Rejuvenated rider Adam Hyeronimus paid tribute to racing's first lady Gai Waterhouse after the crack jockey needed only one ride to return to the winner's circle after a six-month ban.
Hyeronimus swept to victory on Sires Produce-bound Equator at Kembla Grange on Saturday, his first mount since being rubbed out by stewards for engaging in conduct prejudicial to the image of racing at an Eastern Suburbs hotel last year.
Senior hoops Brenton Avdulla and Daniel Ganderton were also caught in the crosshairs of stewards for their part in the incident.
But Hyeronimus returned to doing what he does best after the indiscretion - riding winners - and immediately paid tribute to Waterhouse who has stood by him throughout his suspension.
"It made it a bit easier that the horse had a lot of natural ability," Hyeronimus said of a return to the saddle.
"I'm very happy to get it off my shoulders. Gai has been remarkable and it's good to ride a winner for her for looking after me. She's taught me a lot, I've learnt a lot off her as a person and it's onwards and upwards."
That adage could also apply to betting ring drifter Equator, with connections eyeing off the $500,000 Sires Produce Stakes (1400 metres), the second leg of the two-year-old triple crown. They would be required to pay a late entry fee if Equator justified her owners' faith in the coming weeks.
Equator, from first season sire Northern Meteor, was friendless in the ring, drifting from an opening quote of $4.40 to be sent out an $8 chance. He paid $10.50 on the tote.
Moments after swamping stablemate Liberty's Choice, which held on for a well-beaten second, Hyeronimus sang the praises of Equator.
"A lot of the boys [like] Nash [Rawiller], Hughey [Bowman] have got a big wrap on him," he said. "I just thought over the 1000 [metres] they might have been a little too sharp for him.
"He was very green and couldn't keep up with them early, but once he straightened and balanced up I gave him a crack and he went past them.

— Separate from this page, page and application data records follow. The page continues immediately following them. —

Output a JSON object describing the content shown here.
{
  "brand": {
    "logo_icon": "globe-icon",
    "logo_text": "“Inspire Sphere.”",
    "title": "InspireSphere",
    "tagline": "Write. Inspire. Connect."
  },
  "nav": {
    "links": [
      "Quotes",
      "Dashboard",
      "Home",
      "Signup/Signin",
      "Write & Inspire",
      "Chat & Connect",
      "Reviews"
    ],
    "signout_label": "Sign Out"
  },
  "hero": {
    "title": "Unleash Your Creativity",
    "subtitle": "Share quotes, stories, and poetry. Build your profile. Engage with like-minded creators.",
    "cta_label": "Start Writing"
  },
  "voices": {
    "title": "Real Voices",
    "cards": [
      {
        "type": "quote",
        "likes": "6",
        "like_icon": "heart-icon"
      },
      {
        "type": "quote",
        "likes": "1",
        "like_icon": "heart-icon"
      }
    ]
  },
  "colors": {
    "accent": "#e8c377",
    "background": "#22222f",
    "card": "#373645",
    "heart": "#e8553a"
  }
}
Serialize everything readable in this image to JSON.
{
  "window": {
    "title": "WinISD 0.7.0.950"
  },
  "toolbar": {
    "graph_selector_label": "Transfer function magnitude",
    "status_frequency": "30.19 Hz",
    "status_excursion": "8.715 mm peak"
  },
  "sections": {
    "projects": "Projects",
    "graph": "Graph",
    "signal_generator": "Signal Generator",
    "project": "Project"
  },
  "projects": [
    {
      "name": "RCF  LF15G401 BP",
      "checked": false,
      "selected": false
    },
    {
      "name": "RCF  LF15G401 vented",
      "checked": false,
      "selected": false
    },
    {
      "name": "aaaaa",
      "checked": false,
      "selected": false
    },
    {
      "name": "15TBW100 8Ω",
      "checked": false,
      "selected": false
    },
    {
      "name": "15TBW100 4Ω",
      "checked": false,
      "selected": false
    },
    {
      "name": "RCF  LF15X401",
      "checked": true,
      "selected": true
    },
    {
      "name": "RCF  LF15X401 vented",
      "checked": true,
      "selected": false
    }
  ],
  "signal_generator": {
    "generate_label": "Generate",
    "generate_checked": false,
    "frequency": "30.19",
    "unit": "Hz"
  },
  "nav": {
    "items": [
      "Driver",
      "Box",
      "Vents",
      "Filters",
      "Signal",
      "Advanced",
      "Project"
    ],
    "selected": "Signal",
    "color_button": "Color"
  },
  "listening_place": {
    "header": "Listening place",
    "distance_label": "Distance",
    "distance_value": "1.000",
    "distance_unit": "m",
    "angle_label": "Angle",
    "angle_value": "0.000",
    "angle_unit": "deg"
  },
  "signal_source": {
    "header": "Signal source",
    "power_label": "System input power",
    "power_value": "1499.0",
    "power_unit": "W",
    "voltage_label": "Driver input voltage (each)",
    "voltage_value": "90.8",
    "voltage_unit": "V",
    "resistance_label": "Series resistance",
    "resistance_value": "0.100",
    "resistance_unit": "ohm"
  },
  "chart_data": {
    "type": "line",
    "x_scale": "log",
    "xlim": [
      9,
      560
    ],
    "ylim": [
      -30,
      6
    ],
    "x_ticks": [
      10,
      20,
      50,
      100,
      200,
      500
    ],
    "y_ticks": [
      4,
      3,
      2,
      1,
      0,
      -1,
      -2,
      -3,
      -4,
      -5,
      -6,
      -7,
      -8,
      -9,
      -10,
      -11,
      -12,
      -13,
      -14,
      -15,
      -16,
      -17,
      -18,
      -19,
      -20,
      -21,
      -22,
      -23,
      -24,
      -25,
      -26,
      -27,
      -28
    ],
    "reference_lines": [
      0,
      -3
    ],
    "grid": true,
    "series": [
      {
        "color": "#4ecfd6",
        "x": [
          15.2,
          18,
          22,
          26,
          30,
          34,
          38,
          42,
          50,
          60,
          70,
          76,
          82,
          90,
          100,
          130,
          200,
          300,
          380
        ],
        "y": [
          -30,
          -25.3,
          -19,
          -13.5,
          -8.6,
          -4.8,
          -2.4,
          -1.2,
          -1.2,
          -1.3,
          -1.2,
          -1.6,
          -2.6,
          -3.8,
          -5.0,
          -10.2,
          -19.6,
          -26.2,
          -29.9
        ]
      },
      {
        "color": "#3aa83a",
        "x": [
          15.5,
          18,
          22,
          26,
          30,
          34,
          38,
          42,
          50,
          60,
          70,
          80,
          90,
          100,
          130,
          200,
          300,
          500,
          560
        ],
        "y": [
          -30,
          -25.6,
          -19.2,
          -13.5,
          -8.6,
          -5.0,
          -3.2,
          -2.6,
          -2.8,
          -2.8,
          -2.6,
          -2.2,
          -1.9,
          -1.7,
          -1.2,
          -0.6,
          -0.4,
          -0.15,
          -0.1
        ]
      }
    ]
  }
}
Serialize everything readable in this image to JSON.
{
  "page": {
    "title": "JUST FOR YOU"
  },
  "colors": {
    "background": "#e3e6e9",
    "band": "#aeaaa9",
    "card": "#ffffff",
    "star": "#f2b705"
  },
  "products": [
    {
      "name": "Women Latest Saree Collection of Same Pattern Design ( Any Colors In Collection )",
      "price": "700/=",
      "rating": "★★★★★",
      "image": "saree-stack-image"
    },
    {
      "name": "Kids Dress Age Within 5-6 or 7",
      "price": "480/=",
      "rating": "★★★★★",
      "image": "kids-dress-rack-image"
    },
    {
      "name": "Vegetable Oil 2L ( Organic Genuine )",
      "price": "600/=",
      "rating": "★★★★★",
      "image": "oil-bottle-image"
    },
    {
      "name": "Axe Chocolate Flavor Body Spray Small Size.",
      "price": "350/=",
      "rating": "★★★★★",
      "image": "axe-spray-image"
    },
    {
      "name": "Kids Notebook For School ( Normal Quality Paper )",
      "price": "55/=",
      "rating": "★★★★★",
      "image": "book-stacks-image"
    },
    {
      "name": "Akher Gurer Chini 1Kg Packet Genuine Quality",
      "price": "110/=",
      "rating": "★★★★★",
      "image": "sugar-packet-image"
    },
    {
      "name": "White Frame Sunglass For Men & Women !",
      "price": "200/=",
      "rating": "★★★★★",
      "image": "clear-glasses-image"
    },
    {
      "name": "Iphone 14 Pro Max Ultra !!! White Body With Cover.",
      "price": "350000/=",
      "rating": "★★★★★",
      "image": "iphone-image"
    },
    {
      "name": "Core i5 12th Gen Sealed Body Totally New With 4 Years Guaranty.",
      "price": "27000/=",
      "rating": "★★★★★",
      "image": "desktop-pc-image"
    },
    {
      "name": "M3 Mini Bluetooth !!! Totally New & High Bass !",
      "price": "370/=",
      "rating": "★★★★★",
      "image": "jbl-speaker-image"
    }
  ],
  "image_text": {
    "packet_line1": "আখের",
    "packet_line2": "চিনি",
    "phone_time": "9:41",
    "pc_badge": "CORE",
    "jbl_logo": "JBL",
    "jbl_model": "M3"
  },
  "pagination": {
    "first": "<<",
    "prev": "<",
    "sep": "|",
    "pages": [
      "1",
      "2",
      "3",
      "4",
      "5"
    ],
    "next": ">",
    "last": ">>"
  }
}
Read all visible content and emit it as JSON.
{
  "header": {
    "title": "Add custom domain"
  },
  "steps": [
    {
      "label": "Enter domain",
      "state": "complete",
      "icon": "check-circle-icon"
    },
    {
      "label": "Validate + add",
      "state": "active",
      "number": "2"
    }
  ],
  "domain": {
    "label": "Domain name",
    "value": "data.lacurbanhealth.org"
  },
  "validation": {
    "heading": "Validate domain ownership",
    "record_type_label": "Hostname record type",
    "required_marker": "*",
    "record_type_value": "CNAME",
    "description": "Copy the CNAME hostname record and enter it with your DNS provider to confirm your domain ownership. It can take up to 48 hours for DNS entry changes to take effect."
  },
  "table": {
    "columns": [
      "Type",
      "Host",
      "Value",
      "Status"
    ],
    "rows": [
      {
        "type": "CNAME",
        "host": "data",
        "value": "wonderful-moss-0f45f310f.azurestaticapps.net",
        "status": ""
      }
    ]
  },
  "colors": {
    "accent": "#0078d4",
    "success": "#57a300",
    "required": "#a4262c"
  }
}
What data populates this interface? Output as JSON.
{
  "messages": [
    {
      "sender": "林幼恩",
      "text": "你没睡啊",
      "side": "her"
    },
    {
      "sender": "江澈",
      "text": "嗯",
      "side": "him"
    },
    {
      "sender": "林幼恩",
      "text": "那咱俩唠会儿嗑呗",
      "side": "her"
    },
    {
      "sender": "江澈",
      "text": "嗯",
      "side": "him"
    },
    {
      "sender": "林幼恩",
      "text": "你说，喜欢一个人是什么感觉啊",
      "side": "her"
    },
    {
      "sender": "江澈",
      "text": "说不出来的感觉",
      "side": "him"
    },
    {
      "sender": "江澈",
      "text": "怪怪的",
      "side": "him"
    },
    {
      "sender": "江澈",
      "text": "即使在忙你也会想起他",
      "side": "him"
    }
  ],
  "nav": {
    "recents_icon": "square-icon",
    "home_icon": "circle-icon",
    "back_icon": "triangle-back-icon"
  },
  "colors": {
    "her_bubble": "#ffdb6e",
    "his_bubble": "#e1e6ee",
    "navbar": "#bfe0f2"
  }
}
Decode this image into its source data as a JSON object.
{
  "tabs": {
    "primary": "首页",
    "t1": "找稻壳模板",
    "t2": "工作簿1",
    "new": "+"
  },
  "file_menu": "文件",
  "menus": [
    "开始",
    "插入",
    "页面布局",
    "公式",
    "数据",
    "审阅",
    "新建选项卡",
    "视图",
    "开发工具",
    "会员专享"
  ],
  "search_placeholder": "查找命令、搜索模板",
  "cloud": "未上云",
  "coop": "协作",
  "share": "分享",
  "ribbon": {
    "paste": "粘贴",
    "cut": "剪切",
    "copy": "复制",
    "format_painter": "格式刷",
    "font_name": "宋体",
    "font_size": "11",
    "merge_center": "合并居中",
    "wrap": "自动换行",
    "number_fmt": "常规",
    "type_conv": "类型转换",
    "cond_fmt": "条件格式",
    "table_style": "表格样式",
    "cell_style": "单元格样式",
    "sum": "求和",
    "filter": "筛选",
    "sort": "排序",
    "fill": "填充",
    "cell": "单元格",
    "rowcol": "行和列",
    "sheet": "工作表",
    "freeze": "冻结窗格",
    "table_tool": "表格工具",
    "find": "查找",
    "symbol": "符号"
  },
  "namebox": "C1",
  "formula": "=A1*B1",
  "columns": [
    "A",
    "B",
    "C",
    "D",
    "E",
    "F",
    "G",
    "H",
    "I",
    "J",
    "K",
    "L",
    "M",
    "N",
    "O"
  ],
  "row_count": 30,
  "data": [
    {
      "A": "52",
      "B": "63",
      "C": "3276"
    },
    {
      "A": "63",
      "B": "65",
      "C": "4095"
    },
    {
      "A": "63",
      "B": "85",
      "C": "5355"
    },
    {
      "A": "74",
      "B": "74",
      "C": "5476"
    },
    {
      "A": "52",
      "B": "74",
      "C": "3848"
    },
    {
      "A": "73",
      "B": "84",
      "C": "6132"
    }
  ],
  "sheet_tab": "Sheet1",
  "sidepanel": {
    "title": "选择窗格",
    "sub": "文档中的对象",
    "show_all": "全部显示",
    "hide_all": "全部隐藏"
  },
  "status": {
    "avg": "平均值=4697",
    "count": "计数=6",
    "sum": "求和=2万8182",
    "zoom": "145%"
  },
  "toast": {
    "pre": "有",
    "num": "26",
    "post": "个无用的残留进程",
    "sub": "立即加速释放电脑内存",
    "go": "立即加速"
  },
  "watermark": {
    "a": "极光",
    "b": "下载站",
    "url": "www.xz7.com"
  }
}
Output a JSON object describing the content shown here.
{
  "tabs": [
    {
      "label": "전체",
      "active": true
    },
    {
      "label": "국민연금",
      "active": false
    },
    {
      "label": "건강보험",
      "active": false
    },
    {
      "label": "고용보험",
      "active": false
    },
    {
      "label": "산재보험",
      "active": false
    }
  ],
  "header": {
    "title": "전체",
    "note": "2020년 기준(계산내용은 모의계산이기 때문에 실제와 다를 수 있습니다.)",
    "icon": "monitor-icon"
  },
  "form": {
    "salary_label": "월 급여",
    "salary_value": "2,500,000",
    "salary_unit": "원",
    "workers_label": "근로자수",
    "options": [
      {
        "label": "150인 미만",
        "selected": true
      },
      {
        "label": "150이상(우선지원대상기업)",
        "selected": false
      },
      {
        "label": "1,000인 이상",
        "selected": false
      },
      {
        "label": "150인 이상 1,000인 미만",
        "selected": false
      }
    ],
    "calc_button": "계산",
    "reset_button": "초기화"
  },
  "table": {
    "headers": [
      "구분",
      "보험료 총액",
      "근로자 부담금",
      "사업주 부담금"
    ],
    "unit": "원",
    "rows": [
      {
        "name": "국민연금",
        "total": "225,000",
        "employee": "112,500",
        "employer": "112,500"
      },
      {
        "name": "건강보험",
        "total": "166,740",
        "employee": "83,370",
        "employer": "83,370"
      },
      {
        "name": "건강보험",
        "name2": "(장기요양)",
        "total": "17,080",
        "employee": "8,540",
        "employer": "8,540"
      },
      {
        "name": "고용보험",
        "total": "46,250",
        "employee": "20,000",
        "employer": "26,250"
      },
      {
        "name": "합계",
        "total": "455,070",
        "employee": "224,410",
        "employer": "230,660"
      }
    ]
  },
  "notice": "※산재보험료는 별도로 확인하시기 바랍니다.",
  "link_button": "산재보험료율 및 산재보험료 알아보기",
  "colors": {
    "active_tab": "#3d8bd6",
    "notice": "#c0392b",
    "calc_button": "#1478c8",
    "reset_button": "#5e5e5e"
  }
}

"Once he got to the front, he showed how green he was as he was baulking a bit, but if he goes to a 1200 in a better race there's no reason why he's not going to be competitive."
Part-owner Harry Evans thought Equator, which Waterhouse forked out $140,000 for at the 2012 Magic Millions sales, was always going to win after his own personal experience at Kembla in the past.
"We had a winner almost 10 years ago to the day here, Ultimus, and he never did much good [afterwards]," Evans said. "He won a race here and we thought coming down here was a good omen.
"The way he pulled out and finished over the top of them - admittedly most were all first-starters [was good] - but we'll see how he improves and pulls up."
Another stakeholder, Wayne Lambert, bought into the horse on the day he was supposed to be getting a birthday present for his wife Ann-Marie.
Visiting French jockey Thomas Huet, who steered the runner-up in a Waterhouse-trained quinella, said: "The winner was just a little bit too good."
Hyeronimus booted home a winning double for Waterhouse and Star Thoroughbreds after Crocea ($2.10) rallied to victory in the Maiden Handicap.